The follow-up film gives practical tips on how to get listened to and be taken seriously when you have a concern in pregnancy. The tips have been gathered from other women who have been in the same situation. You can read more about each tip here.
To help prioritise your questions, queries and concerns, we've created a downloadable sheet to write them down. Store it inside your maternity notes so it is ready for your next appointment.
Help us spread the word - please share
You can really help to get the message out by sharing our films on social media. Please share today to empower other mums-to-be to trust their instincts and speak up. The campaign hashtag is #AlwaysAsk.
Find out more
The campaign is supported by NHS England, Royal College of Midwives and Royal College of Obstetricians and Gynaecologists.
By Anonymous (not verified) on 18 May 2017 - 02:35
The medical community (physicians especially) needs the most education so they'll listen instead of dismissing patient concerns. If anyone had listened to me, my twin boys might be alive. It happened in Canada though and I thought it's a Canada thing. Then a few months later my cousin (in Buckinghamshire, UK) was consistently ignored even though she felt something was very wrong. She lost her daughter as a late term miscarriage, but it was preventable. The next year, her coworker went through the same experience in Bucks. About a year after that (recently), a friend of mine in Scotland went through that experience also and was later berated by her physician for not trying harder to make herself heard.
I think plenty of women want to ask for help and advice and stand up for their baby and themselves, but when people who should listen ignore them, treat them like fools, and chastise them, you get a lot of damaged families, dead babies, lost trust, resentment, and anger.
Thank you for sharing the article and message though. Change has to start somewhere.
By Midwife @Tommys on 18 May 2017 - 10:07

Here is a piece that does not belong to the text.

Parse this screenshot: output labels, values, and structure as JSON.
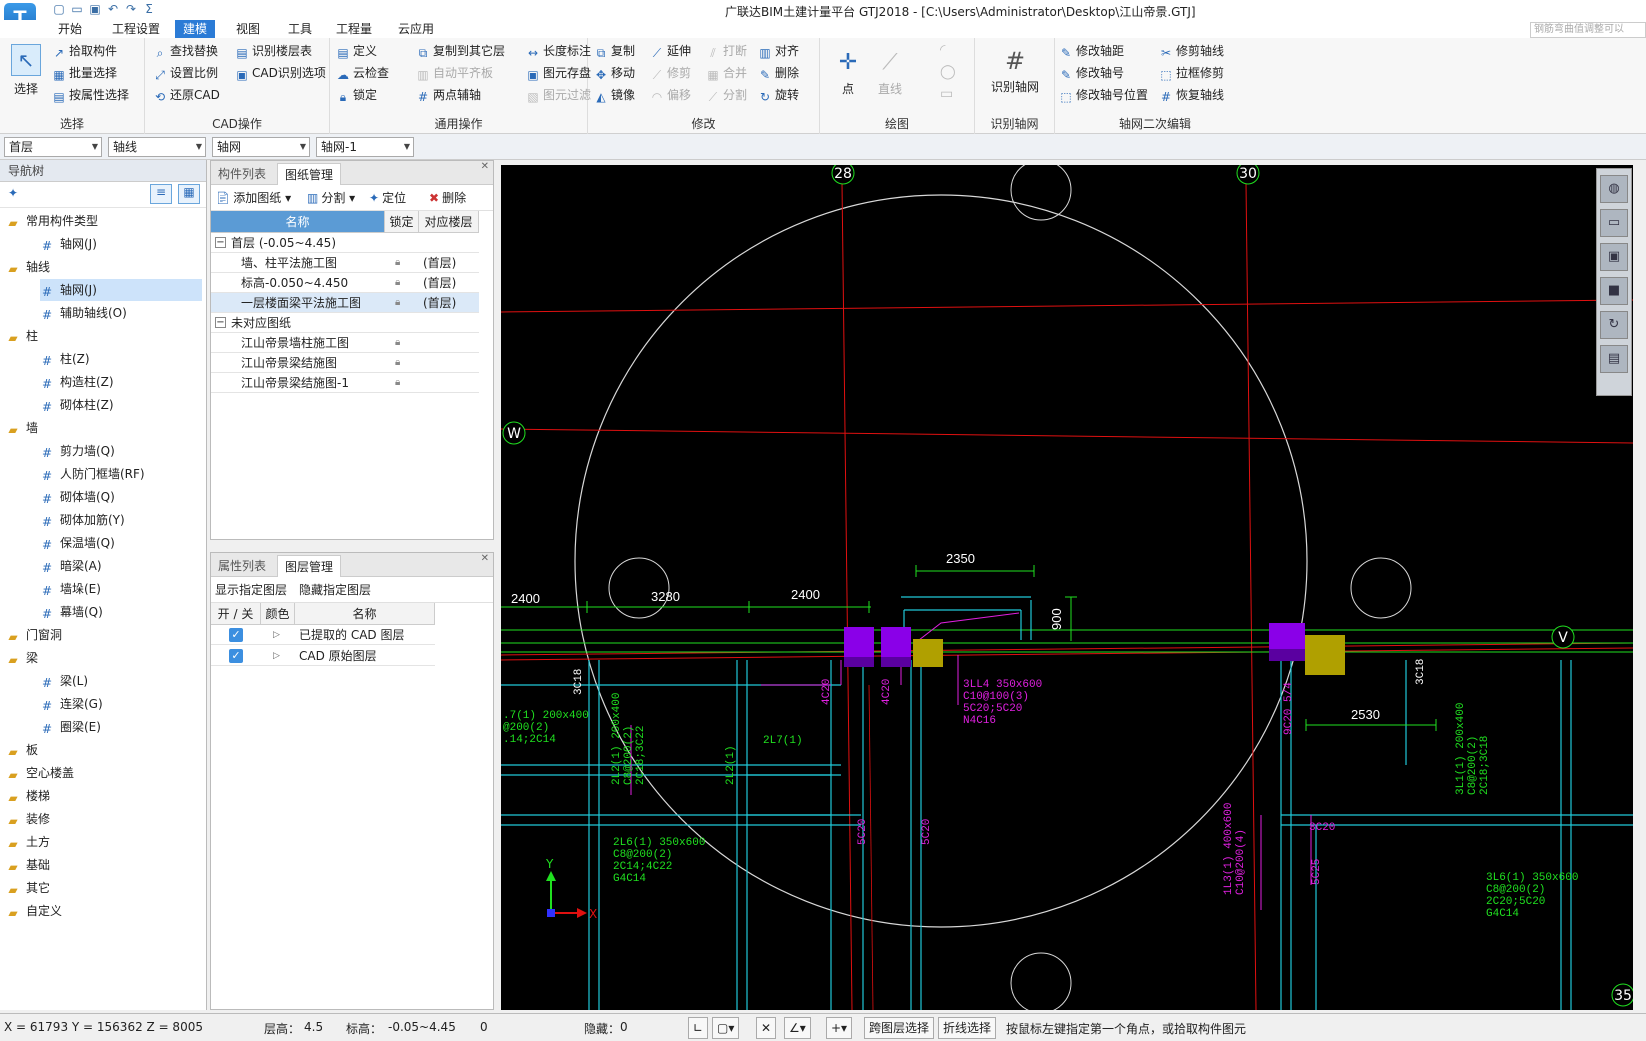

Thank you for sharing your story and the experiences of your friends, it is so sad to hear that they felt that they weren't listened too. This is why we are trying to promote this message so that women and their families can have the confidence to speak up when they have a concern or they are unsure of anything during their pregnancy. Thank you again for sharing your story with us.

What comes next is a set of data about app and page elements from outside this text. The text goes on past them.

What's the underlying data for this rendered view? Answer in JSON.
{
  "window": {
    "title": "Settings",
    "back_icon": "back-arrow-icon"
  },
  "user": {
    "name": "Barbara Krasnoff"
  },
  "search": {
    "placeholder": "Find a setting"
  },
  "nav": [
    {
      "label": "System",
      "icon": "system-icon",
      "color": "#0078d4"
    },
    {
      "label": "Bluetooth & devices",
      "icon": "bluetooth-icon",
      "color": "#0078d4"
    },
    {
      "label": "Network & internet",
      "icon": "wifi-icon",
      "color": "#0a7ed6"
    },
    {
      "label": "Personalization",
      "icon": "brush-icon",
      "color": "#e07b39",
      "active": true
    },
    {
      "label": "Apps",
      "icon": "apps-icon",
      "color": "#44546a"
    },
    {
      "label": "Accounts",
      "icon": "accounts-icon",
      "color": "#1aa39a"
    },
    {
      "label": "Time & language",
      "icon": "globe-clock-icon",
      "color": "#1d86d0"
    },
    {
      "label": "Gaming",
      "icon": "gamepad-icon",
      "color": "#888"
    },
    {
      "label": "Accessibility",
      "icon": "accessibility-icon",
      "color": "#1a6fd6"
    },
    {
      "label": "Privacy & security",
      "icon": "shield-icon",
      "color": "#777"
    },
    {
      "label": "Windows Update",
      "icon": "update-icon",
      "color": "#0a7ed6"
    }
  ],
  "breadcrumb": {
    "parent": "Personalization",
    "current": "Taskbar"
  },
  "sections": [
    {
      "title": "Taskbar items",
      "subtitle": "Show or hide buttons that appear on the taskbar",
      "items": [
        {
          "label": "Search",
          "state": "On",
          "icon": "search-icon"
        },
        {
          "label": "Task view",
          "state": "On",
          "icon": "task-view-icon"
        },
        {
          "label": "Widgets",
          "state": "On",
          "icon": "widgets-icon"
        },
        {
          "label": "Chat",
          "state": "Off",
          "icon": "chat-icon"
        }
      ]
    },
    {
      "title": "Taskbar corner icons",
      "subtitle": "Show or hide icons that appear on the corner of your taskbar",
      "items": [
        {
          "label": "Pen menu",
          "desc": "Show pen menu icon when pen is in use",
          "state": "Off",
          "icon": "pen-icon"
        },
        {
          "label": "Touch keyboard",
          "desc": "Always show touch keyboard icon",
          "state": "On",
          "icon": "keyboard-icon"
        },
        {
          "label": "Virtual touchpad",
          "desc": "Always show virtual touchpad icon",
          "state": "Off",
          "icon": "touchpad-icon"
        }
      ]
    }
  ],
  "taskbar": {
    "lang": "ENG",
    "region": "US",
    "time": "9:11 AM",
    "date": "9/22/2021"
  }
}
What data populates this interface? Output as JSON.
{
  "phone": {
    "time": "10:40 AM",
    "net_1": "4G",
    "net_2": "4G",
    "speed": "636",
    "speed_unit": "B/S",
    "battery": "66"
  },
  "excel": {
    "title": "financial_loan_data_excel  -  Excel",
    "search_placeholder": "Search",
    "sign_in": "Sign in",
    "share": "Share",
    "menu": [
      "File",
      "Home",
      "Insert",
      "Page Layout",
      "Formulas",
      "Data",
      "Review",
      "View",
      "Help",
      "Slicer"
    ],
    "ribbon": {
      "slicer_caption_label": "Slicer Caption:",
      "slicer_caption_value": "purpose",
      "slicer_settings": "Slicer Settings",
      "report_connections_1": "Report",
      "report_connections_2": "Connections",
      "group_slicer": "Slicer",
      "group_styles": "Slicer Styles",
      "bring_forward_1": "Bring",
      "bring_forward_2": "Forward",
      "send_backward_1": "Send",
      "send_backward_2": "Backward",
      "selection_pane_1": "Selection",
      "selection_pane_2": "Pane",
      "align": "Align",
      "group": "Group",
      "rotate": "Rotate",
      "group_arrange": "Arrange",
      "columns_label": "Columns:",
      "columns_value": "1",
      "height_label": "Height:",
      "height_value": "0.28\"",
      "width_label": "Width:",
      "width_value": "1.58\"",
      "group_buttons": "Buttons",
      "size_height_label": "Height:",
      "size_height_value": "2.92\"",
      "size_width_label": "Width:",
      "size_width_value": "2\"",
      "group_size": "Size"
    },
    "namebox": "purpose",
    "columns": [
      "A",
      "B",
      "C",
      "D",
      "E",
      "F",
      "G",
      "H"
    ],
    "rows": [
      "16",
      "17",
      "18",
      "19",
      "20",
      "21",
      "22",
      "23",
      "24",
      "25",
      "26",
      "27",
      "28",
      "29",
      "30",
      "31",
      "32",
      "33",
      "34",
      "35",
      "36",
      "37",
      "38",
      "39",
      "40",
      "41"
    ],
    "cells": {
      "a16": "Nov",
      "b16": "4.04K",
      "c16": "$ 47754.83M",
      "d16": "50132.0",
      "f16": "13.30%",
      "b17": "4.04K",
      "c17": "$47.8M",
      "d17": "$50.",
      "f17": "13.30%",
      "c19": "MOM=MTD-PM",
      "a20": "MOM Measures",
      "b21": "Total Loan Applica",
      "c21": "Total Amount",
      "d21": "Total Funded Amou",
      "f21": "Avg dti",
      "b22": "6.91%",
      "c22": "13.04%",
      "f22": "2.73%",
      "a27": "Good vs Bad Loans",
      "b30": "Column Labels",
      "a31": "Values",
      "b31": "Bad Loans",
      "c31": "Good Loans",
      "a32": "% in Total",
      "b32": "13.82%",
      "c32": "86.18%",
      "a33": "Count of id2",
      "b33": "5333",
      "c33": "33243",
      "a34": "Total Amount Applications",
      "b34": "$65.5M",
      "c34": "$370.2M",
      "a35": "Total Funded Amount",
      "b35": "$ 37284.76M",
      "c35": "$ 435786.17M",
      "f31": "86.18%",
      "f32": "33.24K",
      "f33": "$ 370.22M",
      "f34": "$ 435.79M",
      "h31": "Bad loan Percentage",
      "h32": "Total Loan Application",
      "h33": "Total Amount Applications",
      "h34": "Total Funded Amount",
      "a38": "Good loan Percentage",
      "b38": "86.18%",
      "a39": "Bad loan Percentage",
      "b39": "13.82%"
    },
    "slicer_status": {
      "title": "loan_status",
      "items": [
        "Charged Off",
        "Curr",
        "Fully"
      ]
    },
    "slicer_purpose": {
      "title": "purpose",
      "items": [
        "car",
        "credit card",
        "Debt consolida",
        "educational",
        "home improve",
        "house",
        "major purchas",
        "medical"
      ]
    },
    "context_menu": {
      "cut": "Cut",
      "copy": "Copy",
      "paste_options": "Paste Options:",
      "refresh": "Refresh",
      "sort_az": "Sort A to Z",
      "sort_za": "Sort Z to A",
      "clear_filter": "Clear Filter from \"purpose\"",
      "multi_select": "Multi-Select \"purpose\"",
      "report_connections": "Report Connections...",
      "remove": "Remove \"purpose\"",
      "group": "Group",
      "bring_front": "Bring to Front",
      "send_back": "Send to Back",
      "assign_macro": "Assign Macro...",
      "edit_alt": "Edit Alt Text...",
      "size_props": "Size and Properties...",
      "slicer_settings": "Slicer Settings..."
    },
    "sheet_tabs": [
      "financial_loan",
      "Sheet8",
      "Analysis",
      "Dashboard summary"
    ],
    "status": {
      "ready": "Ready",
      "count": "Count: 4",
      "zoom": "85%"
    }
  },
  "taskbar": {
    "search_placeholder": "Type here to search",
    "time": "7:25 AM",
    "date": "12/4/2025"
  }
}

By Anonymous (not verified) on 30 Apr 2017 - 09:40
I didn't know that I had pre-eclampsia when I had swollen legs and ankles. My midwife was supportive but there weren't any other symptoms at that time and I was advised to go back in a couple of weeks. A few days later I sought a second opinion with my GP. She knew me and was shocked at my appearance compared to normal. She sent me straight to hospital and after a lot of monitoring was induced 5 weeks early to protect baby and me. I dread to think of the price we may have paid if I hadn't taken control and trusted my instincts. Remember- it's your body and 'making a fuss' may save lives!

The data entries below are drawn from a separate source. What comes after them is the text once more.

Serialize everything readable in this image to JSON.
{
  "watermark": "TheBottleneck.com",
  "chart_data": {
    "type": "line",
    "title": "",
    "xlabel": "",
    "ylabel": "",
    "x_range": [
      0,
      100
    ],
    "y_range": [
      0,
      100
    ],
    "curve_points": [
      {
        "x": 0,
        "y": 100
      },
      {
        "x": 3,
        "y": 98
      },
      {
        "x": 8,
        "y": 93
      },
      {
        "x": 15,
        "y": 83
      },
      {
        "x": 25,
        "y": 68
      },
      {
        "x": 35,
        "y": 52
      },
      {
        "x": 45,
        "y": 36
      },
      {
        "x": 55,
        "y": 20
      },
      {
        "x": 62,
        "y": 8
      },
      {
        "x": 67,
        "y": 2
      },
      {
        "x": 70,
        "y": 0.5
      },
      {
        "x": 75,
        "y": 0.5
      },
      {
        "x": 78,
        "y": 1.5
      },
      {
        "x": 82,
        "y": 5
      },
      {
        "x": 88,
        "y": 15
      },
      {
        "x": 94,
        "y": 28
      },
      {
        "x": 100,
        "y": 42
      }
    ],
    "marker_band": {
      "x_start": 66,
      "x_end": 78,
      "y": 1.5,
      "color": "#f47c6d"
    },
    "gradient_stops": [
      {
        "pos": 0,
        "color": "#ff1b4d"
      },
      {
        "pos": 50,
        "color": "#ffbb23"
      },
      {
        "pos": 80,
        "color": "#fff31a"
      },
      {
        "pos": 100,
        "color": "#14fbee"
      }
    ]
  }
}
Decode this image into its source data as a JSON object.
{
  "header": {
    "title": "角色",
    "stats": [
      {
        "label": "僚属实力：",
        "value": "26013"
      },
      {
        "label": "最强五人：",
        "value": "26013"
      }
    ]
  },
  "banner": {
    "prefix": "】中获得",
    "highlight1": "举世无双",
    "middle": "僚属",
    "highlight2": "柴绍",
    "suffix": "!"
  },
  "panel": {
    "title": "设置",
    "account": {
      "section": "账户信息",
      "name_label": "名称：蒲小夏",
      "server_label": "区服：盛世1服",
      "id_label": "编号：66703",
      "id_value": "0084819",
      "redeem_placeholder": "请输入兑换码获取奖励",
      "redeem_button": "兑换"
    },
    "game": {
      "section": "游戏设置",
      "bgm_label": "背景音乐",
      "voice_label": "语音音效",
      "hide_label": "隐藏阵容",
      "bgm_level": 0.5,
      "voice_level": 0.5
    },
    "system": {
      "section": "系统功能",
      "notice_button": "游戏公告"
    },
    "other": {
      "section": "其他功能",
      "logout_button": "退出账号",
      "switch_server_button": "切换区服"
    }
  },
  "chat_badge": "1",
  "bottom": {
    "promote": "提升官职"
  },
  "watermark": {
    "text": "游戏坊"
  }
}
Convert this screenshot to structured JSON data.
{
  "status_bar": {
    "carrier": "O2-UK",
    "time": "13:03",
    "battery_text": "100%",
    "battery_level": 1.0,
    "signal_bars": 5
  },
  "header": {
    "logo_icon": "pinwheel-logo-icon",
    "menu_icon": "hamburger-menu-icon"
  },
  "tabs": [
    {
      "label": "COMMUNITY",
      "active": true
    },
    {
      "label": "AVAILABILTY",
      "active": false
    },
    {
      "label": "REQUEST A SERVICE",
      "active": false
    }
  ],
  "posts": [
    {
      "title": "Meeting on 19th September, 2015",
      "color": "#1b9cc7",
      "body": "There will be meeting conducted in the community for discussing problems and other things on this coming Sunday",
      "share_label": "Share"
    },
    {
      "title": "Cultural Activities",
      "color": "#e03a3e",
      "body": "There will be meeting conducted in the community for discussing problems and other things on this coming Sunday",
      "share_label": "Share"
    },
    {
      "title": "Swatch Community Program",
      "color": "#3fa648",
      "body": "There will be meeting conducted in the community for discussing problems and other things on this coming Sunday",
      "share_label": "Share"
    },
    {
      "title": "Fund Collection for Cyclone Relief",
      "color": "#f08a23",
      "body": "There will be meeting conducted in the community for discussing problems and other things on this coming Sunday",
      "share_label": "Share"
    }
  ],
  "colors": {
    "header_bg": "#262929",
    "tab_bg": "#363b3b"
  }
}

By Midwife @Tommys on 2 May 2017 - 15:19
Thank you for posting your story. It gives other women encouragement to do the same .
I am so glad to hear that you and your baby are doing well.
I really love the last line of your message.
Remember-it's your body and making a fuss may save lives!
Thank you Karen
By Midwife @Tommys on 26 Apr 2017 - 14:42
Thank you for your message I appreciate you sharing your story so much. It is such wonderful news to hear that your baby is thriving.
By Anonymous (not verified) on 25 Apr 2017 - 09:06
I absolutely cannot support this campaign enough, my little boy was born at 25 weeks and is a happy and healthy 8 month old with no problems... if I had not trusted my instincts he would not be here today. I was in and out of hospital from 17 weeks I knew something wasn't right, at 20 weeks I was diagnosed with a weak cervix and had to have an emergency cervical stitch it gave me 5 weeks ... but those 5 weeks I had steroids, consultant care and when the time came I got myself to the hospital in good time when I realised I was in labour ... listen to your body and trust your instincts!!